EXTRACTED INFORMATION
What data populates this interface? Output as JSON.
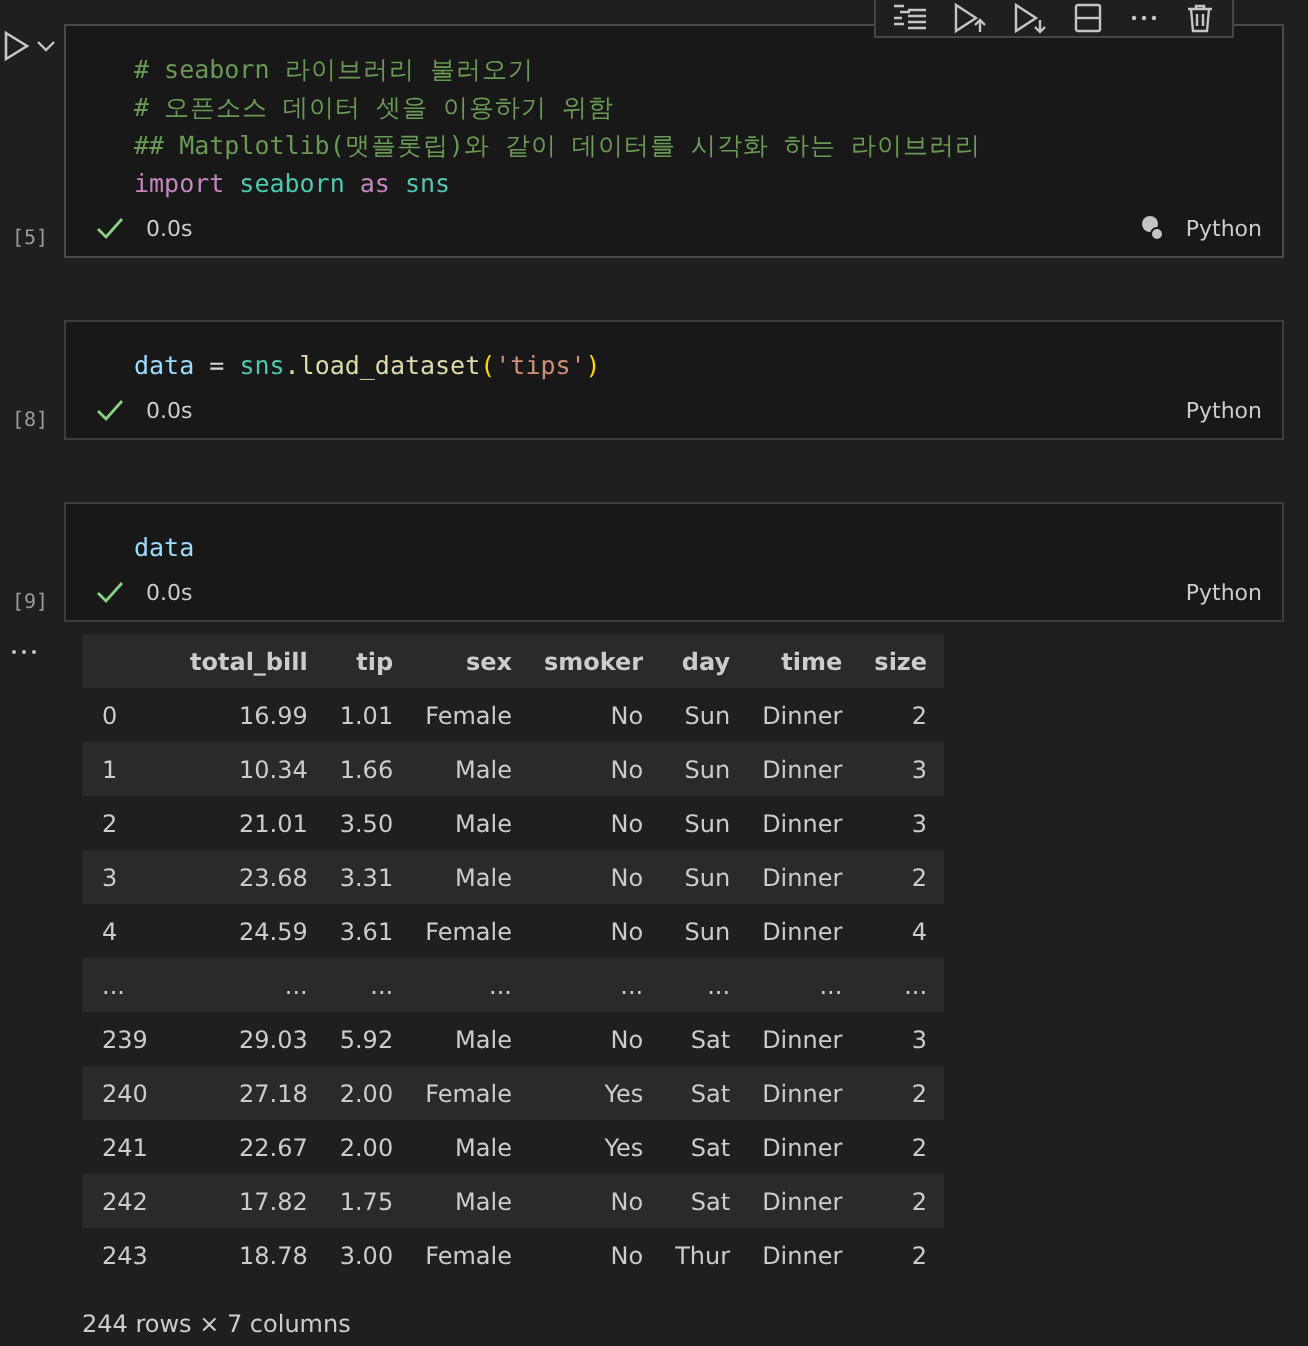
{
  "cells": [
    {
      "focused": true,
      "execution_count": "[5]",
      "lines": [
        [
          {
            "t": "# seaborn 라이브러리 불러오기",
            "kind": "comment"
          }
        ],
        [
          {
            "t": "# 오픈소스 데이터 셋을 이용하기 위함",
            "kind": "comment"
          }
        ],
        [
          {
            "t": "## Matplotlib(맷플롯립)와 같이 데이터를 시각화 하는 라이브러리",
            "kind": "comment"
          }
        ],
        [
          {
            "t": "import",
            "kind": "keyword"
          },
          {
            "t": " seaborn",
            "kind": "module"
          },
          {
            "t": " as",
            "kind": "keyword"
          },
          {
            "t": " sns",
            "kind": "module"
          }
        ]
      ],
      "status": {
        "succeeded": true,
        "time": "0.0s",
        "language": "Python"
      }
    },
    {
      "focused": false,
      "execution_count": "[8]",
      "lines": [
        [
          {
            "t": "data",
            "kind": "variable"
          },
          {
            "t": " = ",
            "kind": "plain"
          },
          {
            "t": "sns",
            "kind": "module"
          },
          {
            "t": ".load_dataset",
            "kind": "func"
          },
          {
            "t": "(",
            "kind": "paren"
          },
          {
            "t": "'tips'",
            "kind": "string"
          },
          {
            "t": ")",
            "kind": "paren"
          }
        ]
      ],
      "status": {
        "succeeded": true,
        "time": "0.0s",
        "language": "Python"
      }
    },
    {
      "focused": false,
      "execution_count": "[9]",
      "lines": [
        [
          {
            "t": "data",
            "kind": "variable"
          }
        ]
      ],
      "status": {
        "succeeded": true,
        "time": "0.0s",
        "language": "Python"
      }
    }
  ],
  "output": {
    "table": {
      "columns": [
        "total_bill",
        "tip",
        "sex",
        "smoker",
        "day",
        "time",
        "size"
      ],
      "rows": [
        {
          "index": "0",
          "cells": [
            "16.99",
            "1.01",
            "Female",
            "No",
            "Sun",
            "Dinner",
            "2"
          ]
        },
        {
          "index": "1",
          "cells": [
            "10.34",
            "1.66",
            "Male",
            "No",
            "Sun",
            "Dinner",
            "3"
          ]
        },
        {
          "index": "2",
          "cells": [
            "21.01",
            "3.50",
            "Male",
            "No",
            "Sun",
            "Dinner",
            "3"
          ]
        },
        {
          "index": "3",
          "cells": [
            "23.68",
            "3.31",
            "Male",
            "No",
            "Sun",
            "Dinner",
            "2"
          ]
        },
        {
          "index": "4",
          "cells": [
            "24.59",
            "3.61",
            "Female",
            "No",
            "Sun",
            "Dinner",
            "4"
          ]
        },
        {
          "index": "...",
          "cells": [
            "...",
            "...",
            "...",
            "...",
            "...",
            "...",
            "..."
          ]
        },
        {
          "index": "239",
          "cells": [
            "29.03",
            "5.92",
            "Male",
            "No",
            "Sat",
            "Dinner",
            "3"
          ]
        },
        {
          "index": "240",
          "cells": [
            "27.18",
            "2.00",
            "Female",
            "Yes",
            "Sat",
            "Dinner",
            "2"
          ]
        },
        {
          "index": "241",
          "cells": [
            "22.67",
            "2.00",
            "Male",
            "Yes",
            "Sat",
            "Dinner",
            "2"
          ]
        },
        {
          "index": "242",
          "cells": [
            "17.82",
            "1.75",
            "Male",
            "No",
            "Sat",
            "Dinner",
            "2"
          ]
        },
        {
          "index": "243",
          "cells": [
            "18.78",
            "3.00",
            "Female",
            "No",
            "Thur",
            "Dinner",
            "2"
          ]
        }
      ]
    },
    "shape": "244 rows × 7 columns"
  }
}
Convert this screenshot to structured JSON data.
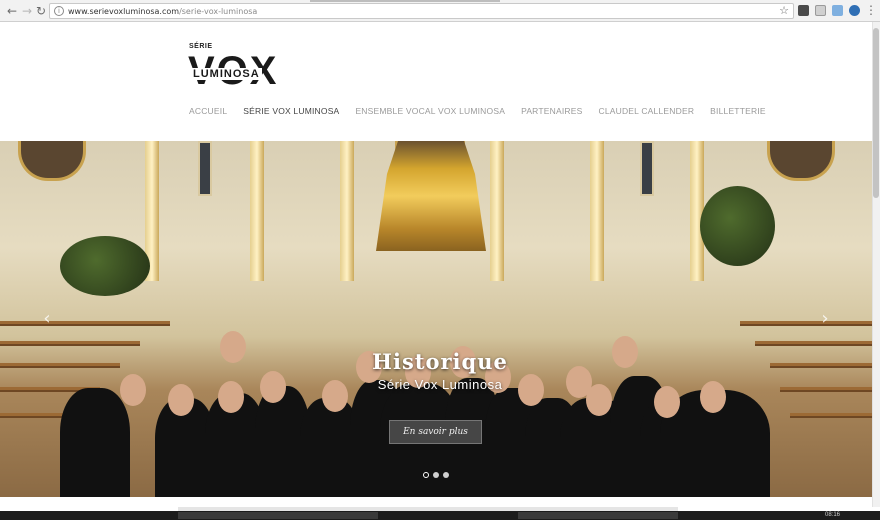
{
  "browser": {
    "url_host": "www.serievoxluminosa.com",
    "url_path": "/serie-vox-luminosa",
    "icons": [
      "back-icon",
      "forward-icon",
      "reload-icon",
      "info-icon",
      "bookmark-star-icon"
    ]
  },
  "logo": {
    "serie": "SÉRIE",
    "vox": "VOX",
    "luminosa": "LUMINOSA"
  },
  "nav": {
    "items": [
      {
        "label": "ACCUEIL"
      },
      {
        "label": "SÉRIE VOX LUMINOSA"
      },
      {
        "label": "ENSEMBLE VOCAL VOX LUMINOSA"
      },
      {
        "label": "PARTENAIRES"
      },
      {
        "label": "CLAUDEL CALLENDER"
      },
      {
        "label": "BILLETTERIE"
      }
    ],
    "active_index": 1
  },
  "hero": {
    "title": "Historique",
    "subtitle": "Série Vox Luminosa",
    "button_label": "En savoir plus",
    "prev_icon": "‹",
    "next_icon": "›",
    "slide_count": 3,
    "active_slide": 1
  },
  "taskbar": {
    "time": "08:16"
  },
  "colors": {
    "nav_inactive": "#9a9a9a",
    "nav_active": "#444444",
    "button_bg": "#505050"
  }
}
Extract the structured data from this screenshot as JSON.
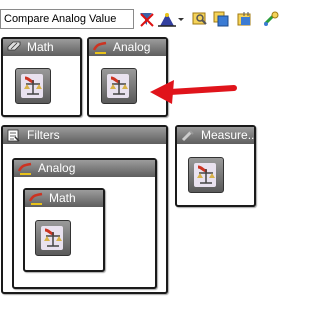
{
  "toolbar": {
    "search_value": "Compare Analog Value",
    "icons": [
      "clear-filter-icon",
      "wizard-icon",
      "dropdown-arrow-icon",
      "search-highlight-icon",
      "copy-icon",
      "library-icon",
      "connect-icon"
    ]
  },
  "blocks": {
    "math": {
      "title": "Math"
    },
    "analog": {
      "title": "Analog"
    },
    "filters": {
      "title": "Filters",
      "analog": {
        "title": "Analog"
      },
      "math": {
        "title": "Math"
      }
    },
    "measure": {
      "title": "Measure..."
    }
  },
  "colors": {
    "header_gradient_top": "#9c9c9c",
    "header_gradient_bottom": "#5e5e5e",
    "arrow": "#e0141b"
  }
}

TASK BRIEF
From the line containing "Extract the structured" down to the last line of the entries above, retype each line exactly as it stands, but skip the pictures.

RESULT OF THIS EXERCISE
Extract the structured data from this screenshot as JSON.
{
  "toolbar": {
    "search_value": "Compare Analog Value",
    "icons": [
      "clear-filter-icon",
      "wizard-icon",
      "dropdown-arrow-icon",
      "search-highlight-icon",
      "copy-icon",
      "library-icon",
      "connect-icon"
    ]
  },
  "blocks": {
    "math": {
      "title": "Math"
    },
    "analog": {
      "title": "Analog"
    },
    "filters": {
      "title": "Filters",
      "analog": {
        "title": "Analog"
      },
      "math": {
        "title": "Math"
      }
    },
    "measure": {
      "title": "Measure..."
    }
  },
  "colors": {
    "header_gradient_top": "#9c9c9c",
    "header_gradient_bottom": "#5e5e5e",
    "arrow": "#e0141b"
  }
}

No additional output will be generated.